An NPR article from March 18 revealed that in excess of 500 children spent at least 10 days in the detention centers that are run by Customs and Border Protection — in direct violation of federal law which states that minors can only be held up to 72 hours.
President Biden also campaigned on a pledge to reverse former President Trump’s orders saying, “There will not be another foot of wall constructed on my administration, No. 1.”
This was in August 2020. It is now April 2021 and Department of Homeland Security Secretary Alejandro Mayorkas told employees that construction may continue to “plug” the gaps in between sections of wall.
On Tuesday, April 13, Judge Micaela Alvarez of the Texas Southern District Court further muddied the waters.

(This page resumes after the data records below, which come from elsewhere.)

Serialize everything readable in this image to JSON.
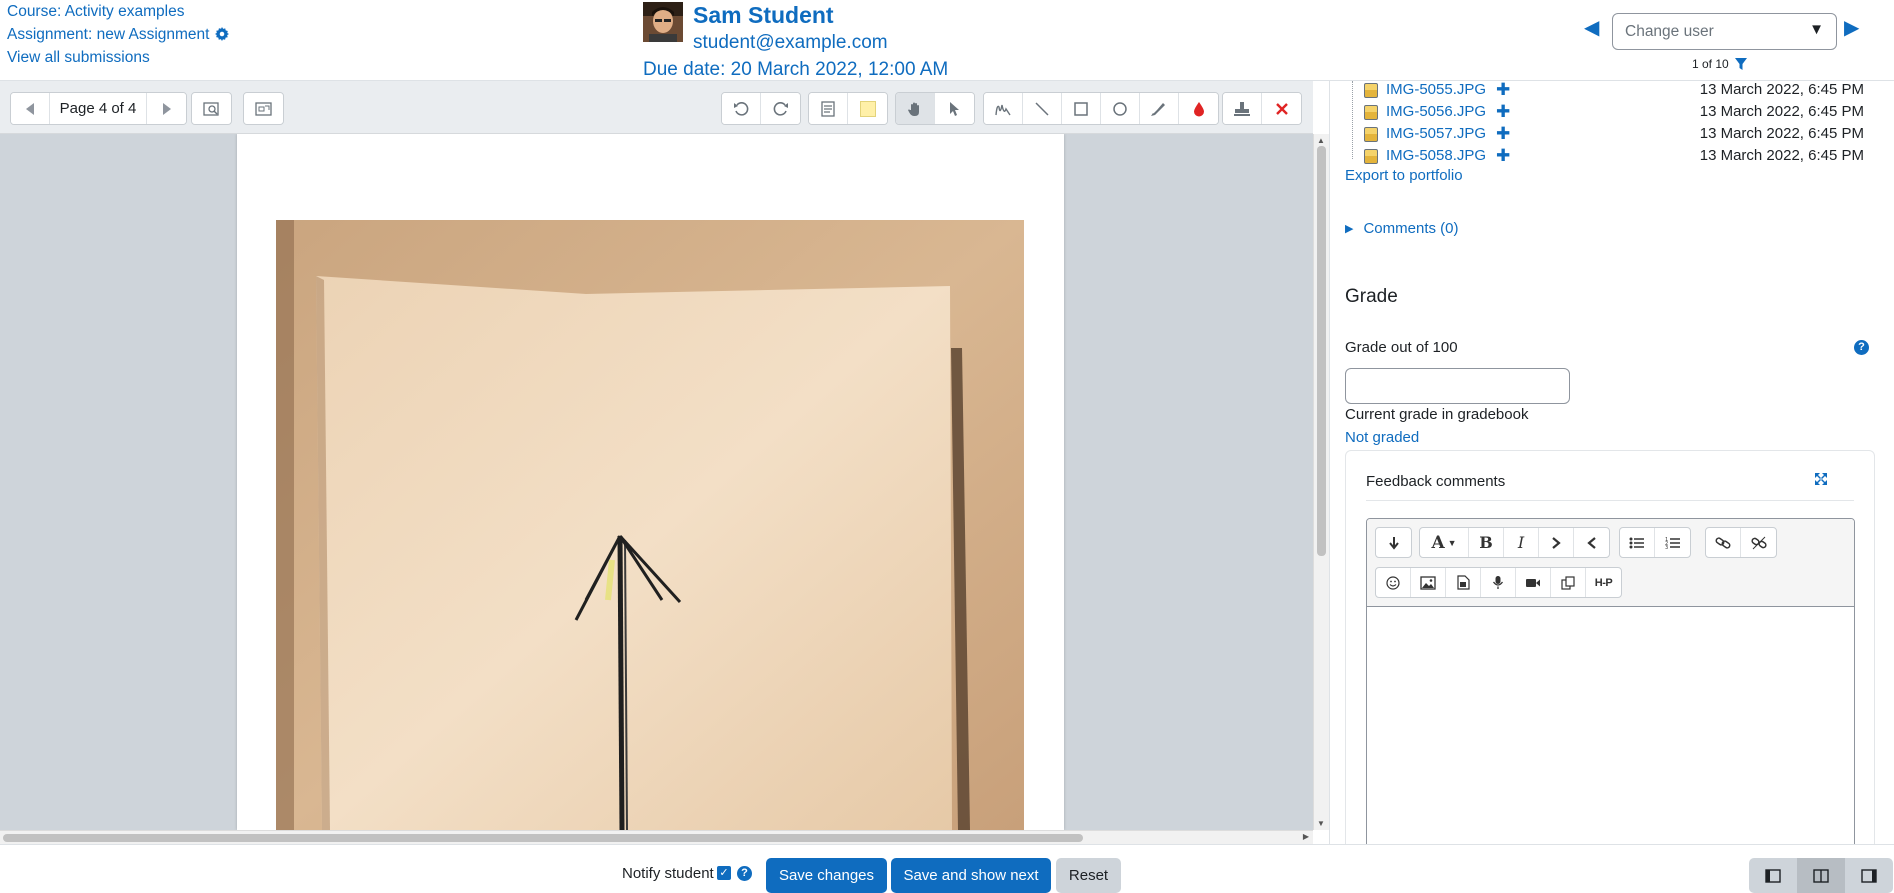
{
  "header": {
    "course_link": "Course: Activity examples",
    "assignment_link": "Assignment: new Assignment",
    "view_all_link": "View all submissions",
    "student_name": "Sam Student",
    "student_email": "student@example.com",
    "due_date": "Due date: 20 March 2022, 12:00 AM",
    "change_user_placeholder": "Change user",
    "user_count": "1 of 10"
  },
  "toolbar": {
    "page_label": "Page 4 of 4"
  },
  "files": [
    {
      "name": "IMG-5055.JPG",
      "date": "13 March 2022, 6:45 PM"
    },
    {
      "name": "IMG-5056.JPG",
      "date": "13 March 2022, 6:45 PM"
    },
    {
      "name": "IMG-5057.JPG",
      "date": "13 March 2022, 6:45 PM"
    },
    {
      "name": "IMG-5058.JPG",
      "date": "13 March 2022, 6:45 PM"
    }
  ],
  "panel": {
    "export_link": "Export to portfolio",
    "comments_toggle": "Comments (0)",
    "grade_heading": "Grade",
    "grade_label": "Grade out of 100",
    "grade_value": "",
    "current_grade_label": "Current grade in gradebook",
    "current_grade_value": "Not graded",
    "feedback_title": "Feedback comments"
  },
  "bottom": {
    "notify_label": "Notify student",
    "notify_checked": true,
    "save_label": "Save changes",
    "save_next_label": "Save and show next",
    "reset_label": "Reset"
  },
  "colors": {
    "link": "#0f6cbf",
    "primary_button": "#0f6cbf",
    "secondary_button": "#ced4da",
    "viewer_background": "#ced4da",
    "toolbar_background": "#eaedf0"
  }
}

That day, the judge—after several years of court battle—ruled that the federal government can claim eminent domain to seize Baudilia “Lilly” Cavazos Rodriguez and her two siblings’ land, approximately 70 acres, for the continued construction of the border wall.
The process to seize their land began in late 2019 and they believed, based on campaign promises, that the case would be dropped. Even the Department of Justice was taken by surprise. The DOJ, taking cue from Biden’s pledge—are you noticing a theme yet?—asked for continuances for pending cases.
On top of all of that, people are continuing to protest the ongoing excessive use of force and use of less-than-lethal munitions, including CS gas. This is especially the case at the South Waterfront ICE facility where the Cottonwood School of Civics and Science is right next door.
All these causes have resulted in nine-plus months of protests, countless deployments of chemical munitions and projectiles, and the school’s playground remains closed due to contaminated soils. Despite several pleas from the Cottonwood School Parents for a Chemical Weapon Free Neighborhood and public officials, the Department of Homeland Security has refused to reply, or cease their use of munitions.
If it’s not clear, the point is that we may have changed administrations but, regardless, practices are remaining the same. That is why people are protesting still.